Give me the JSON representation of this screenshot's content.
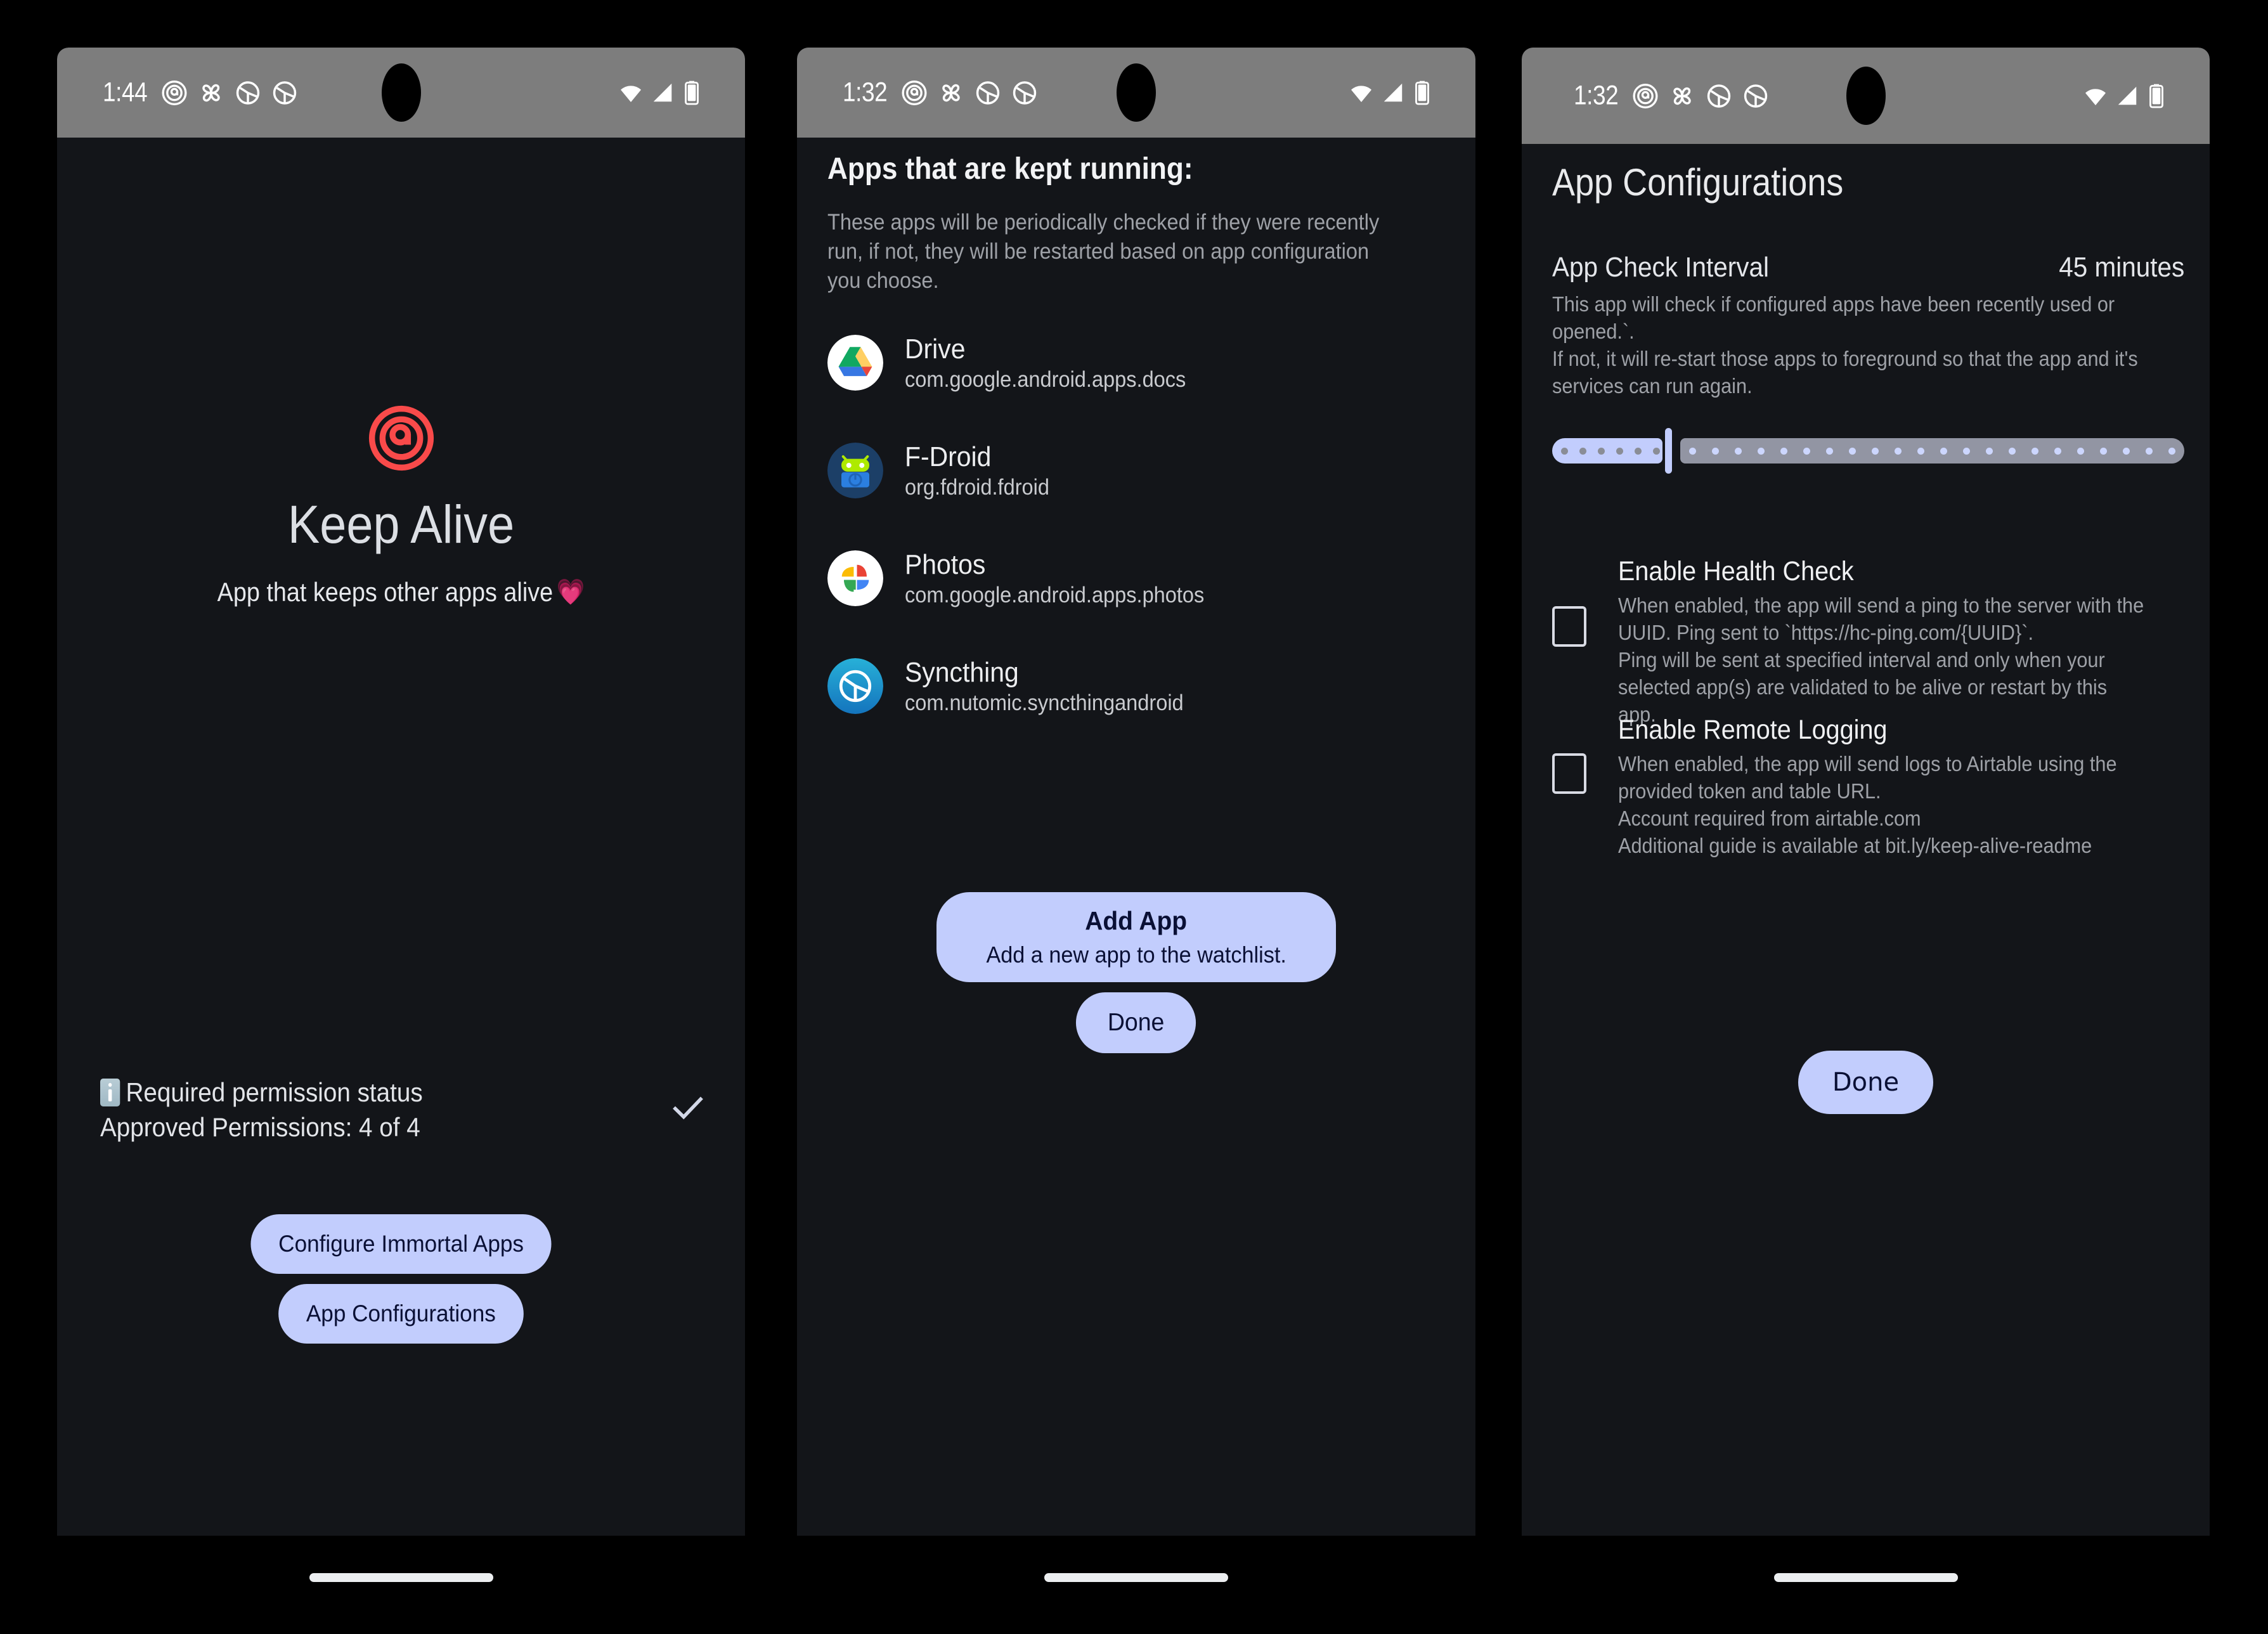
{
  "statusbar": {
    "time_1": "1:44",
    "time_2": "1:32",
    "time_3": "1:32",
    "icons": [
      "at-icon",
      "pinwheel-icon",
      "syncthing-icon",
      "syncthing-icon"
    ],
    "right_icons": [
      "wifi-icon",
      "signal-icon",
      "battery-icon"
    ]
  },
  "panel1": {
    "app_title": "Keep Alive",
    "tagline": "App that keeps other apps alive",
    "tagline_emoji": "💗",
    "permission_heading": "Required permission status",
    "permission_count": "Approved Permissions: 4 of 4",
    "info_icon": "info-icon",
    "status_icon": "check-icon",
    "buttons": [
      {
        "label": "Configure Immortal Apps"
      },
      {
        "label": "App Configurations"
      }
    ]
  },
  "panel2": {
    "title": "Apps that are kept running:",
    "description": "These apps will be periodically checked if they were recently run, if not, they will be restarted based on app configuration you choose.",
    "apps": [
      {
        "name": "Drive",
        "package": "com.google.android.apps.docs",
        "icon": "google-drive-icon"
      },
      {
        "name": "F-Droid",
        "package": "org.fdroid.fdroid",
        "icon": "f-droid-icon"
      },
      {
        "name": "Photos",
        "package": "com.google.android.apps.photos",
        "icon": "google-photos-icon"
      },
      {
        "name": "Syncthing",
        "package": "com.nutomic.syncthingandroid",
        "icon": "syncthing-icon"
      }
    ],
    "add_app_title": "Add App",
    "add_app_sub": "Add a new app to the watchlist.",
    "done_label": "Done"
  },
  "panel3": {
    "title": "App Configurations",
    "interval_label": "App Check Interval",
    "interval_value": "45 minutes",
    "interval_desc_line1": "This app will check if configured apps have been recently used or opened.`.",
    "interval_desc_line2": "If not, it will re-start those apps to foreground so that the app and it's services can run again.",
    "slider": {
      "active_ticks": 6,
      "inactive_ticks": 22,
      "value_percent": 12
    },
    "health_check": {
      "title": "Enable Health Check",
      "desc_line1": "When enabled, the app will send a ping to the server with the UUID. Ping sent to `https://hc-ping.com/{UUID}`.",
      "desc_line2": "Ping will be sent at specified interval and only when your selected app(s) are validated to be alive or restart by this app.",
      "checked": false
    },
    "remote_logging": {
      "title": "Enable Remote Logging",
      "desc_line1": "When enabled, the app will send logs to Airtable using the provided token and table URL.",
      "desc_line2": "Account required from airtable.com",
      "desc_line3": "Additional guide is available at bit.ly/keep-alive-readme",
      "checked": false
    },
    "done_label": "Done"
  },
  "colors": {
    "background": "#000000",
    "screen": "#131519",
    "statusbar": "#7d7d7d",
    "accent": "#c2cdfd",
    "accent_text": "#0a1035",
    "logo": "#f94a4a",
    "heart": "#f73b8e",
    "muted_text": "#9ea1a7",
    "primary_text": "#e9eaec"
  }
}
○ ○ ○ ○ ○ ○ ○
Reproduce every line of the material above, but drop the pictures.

Give me the JSON representation of this screenshot's content.
{
  "statusbar": {
    "time_1": "1:44",
    "time_2": "1:32",
    "time_3": "1:32",
    "icons": [
      "at-icon",
      "pinwheel-icon",
      "syncthing-icon",
      "syncthing-icon"
    ],
    "right_icons": [
      "wifi-icon",
      "signal-icon",
      "battery-icon"
    ]
  },
  "panel1": {
    "app_title": "Keep Alive",
    "tagline": "App that keeps other apps alive",
    "tagline_emoji": "💗",
    "permission_heading": "Required permission status",
    "permission_count": "Approved Permissions: 4 of 4",
    "info_icon": "info-icon",
    "status_icon": "check-icon",
    "buttons": [
      {
        "label": "Configure Immortal Apps"
      },
      {
        "label": "App Configurations"
      }
    ]
  },
  "panel2": {
    "title": "Apps that are kept running:",
    "description": "These apps will be periodically checked if they were recently run, if not, they will be restarted based on app configuration you choose.",
    "apps": [
      {
        "name": "Drive",
        "package": "com.google.android.apps.docs",
        "icon": "google-drive-icon"
      },
      {
        "name": "F-Droid",
        "package": "org.fdroid.fdroid",
        "icon": "f-droid-icon"
      },
      {
        "name": "Photos",
        "package": "com.google.android.apps.photos",
        "icon": "google-photos-icon"
      },
      {
        "name": "Syncthing",
        "package": "com.nutomic.syncthingandroid",
        "icon": "syncthing-icon"
      }
    ],
    "add_app_title": "Add App",
    "add_app_sub": "Add a new app to the watchlist.",
    "done_label": "Done"
  },
  "panel3": {
    "title": "App Configurations",
    "interval_label": "App Check Interval",
    "interval_value": "45 minutes",
    "interval_desc_line1": "This app will check if configured apps have been recently used or opened.`.",
    "interval_desc_line2": "If not, it will re-start those apps to foreground so that the app and it's services can run again.",
    "slider": {
      "active_ticks": 6,
      "inactive_ticks": 22,
      "value_percent": 12
    },
    "health_check": {
      "title": "Enable Health Check",
      "desc_line1": "When enabled, the app will send a ping to the server with the UUID. Ping sent to `https://hc-ping.com/{UUID}`.",
      "desc_line2": "Ping will be sent at specified interval and only when your selected app(s) are validated to be alive or restart by this app.",
      "checked": false
    },
    "remote_logging": {
      "title": "Enable Remote Logging",
      "desc_line1": "When enabled, the app will send logs to Airtable using the provided token and table URL.",
      "desc_line2": "Account required from airtable.com",
      "desc_line3": "Additional guide is available at bit.ly/keep-alive-readme",
      "checked": false
    },
    "done_label": "Done"
  },
  "colors": {
    "background": "#000000",
    "screen": "#131519",
    "statusbar": "#7d7d7d",
    "accent": "#c2cdfd",
    "accent_text": "#0a1035",
    "logo": "#f94a4a",
    "heart": "#f73b8e",
    "muted_text": "#9ea1a7",
    "primary_text": "#e9eaec"
  }
}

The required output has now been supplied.